Investments and Climate Change
Updated: Jul 8, 2020
As the world transitions to a zero carbon economy, traditional fossil fuel investments are increasingly risky for investors.
The world must reduce emissions by nearly 50% by 2030 and be net zero emissions by 2050 in order to keep warming to 1.5C. Warming over 1.5C will be catastrophic, beyond the capability of our modern world to mitigate. Limiting warming to 1.5C will ensure we have a chance to recover and rebuild so that our childrens' futures have as much opportunity as ours did.
Governments are using record amounts of resources to keep fighting forest fires and floods, and cities are rebuilding infrastructure to be more resilient and mitigate some of the effects of climate change.
There are two paths before us: meet the emissions reductions required, or exceed the emissions budget left. In the first case, we will see a major retooling of our global economy on a scale that has never been seen before. In the second case, we continue with business as usual and our global economy plunges into chaos as the planet can no longer support the systems that sustain humans.
In either event, fossil fuel demand will plunge dramatically either in the short or medium term. Simply, fossil fuel firms are overvalued because part of their assets will be written down. The concept of stranded assets is particularly pertinent to understanding why investor caution is needed. Stranded assets occur when, due to regulatory or demand changes, assets such as untapped oil fields are written off because they will never be utilized.
Fossil Fuels Slide
Fossil fuels no longer reign as a sure thing in the stock markets. According to an article in The New York Times, over the last 10 years the S&P 500 energy gained just 2%, when the broader S&P 500 gained nearly 300%. Teck Resources Inc. recently announced a $1.13B writedown on the Frontier oilsands project, which it abandoned. Coal companies have been declaring bankruptcy in increasing numbers, as demand for coal is at it's lowest level in 40 years.

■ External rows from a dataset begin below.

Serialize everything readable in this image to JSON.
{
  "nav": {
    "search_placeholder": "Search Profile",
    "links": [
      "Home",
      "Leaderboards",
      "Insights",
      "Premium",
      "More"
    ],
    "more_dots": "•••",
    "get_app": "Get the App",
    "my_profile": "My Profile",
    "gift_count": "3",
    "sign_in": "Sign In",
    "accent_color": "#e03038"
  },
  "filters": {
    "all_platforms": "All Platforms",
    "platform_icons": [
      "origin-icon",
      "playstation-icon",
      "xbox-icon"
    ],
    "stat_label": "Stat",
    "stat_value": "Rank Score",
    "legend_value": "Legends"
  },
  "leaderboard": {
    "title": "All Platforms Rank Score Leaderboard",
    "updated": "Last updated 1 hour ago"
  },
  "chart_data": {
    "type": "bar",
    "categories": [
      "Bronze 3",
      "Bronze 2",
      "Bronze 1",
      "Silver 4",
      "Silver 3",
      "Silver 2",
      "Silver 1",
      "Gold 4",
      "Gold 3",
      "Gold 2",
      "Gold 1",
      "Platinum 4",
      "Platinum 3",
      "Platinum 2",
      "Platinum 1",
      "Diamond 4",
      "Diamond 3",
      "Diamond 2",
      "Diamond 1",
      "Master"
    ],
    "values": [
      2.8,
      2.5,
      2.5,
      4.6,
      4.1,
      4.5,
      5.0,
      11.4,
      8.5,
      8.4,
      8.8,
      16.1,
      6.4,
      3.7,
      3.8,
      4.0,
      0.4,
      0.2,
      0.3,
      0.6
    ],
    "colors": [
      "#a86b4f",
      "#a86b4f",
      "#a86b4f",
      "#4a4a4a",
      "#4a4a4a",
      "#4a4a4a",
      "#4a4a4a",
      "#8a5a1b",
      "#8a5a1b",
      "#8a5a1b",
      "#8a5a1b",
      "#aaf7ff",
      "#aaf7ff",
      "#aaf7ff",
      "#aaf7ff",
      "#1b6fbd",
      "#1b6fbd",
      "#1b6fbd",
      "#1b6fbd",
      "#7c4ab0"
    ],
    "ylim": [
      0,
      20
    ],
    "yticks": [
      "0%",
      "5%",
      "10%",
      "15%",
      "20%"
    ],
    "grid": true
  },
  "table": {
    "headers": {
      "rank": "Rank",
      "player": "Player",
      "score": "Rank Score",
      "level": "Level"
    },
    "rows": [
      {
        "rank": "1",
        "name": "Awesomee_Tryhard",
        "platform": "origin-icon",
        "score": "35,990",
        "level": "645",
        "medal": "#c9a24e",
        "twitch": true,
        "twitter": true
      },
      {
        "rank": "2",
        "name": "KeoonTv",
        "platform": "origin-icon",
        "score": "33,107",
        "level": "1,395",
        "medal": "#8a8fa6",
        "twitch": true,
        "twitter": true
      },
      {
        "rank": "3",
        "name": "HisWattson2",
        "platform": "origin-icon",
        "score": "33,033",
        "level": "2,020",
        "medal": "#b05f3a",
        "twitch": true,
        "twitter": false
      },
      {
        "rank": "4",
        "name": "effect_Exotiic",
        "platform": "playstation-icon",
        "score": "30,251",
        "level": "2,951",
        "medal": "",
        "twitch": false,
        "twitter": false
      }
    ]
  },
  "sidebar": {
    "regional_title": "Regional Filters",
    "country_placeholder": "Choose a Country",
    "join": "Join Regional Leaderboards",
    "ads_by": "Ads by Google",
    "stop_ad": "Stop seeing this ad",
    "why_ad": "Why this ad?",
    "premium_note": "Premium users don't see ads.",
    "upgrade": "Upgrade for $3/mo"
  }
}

Bank of England's Mark Carney has been brutally direct in his assessment of fossil fuel investments. He warns that the global total committed projects bring the planet 4C of warming, which is incompatible with climate change targets and sustaining human life. Some projects will be abandoned and he estimates direct losses of $1-4 trillion. Further, he is concerned about the exposure of banking institutions to the shocking losses and is implementing stress tests for banks to ensure their continued viability.
Here in Richmond
Higher insurance premiums are affecting us all, as natural disasters grow in intensity and frequency. Governments are using record amounts of resources to keep fighting forest fires and floods, and cities are rebuilding infrastructure to be more resilient and mitigate some of the effects of climate change. None of this is free, and for Richmond the 2012 estimate to raise the dykes protecting the city is $300 million. Cost estimates have since ballooned due to inflation and cost escalation for construction activities.
We have adopted the IPCC emissions targets and are working hard to achieve them. It is problematic for us to continue to be invested in fossil fuels, as our future depends on the cessation of most fossil fuel extraction. We physically need to ensure we meet emissions targets, or we will be under sea level. We have committed to reducing our emissions by 50% in 10 years and net zero in 30 years. If we have committed to that action, why would we "bet our money" on not achieving those targets? Finally, we have a fiduciary responsibility to residents. The city has $1.26 billion in committed and uncommitted reserves, and we need to safeguard that value to meet our commitments to residents.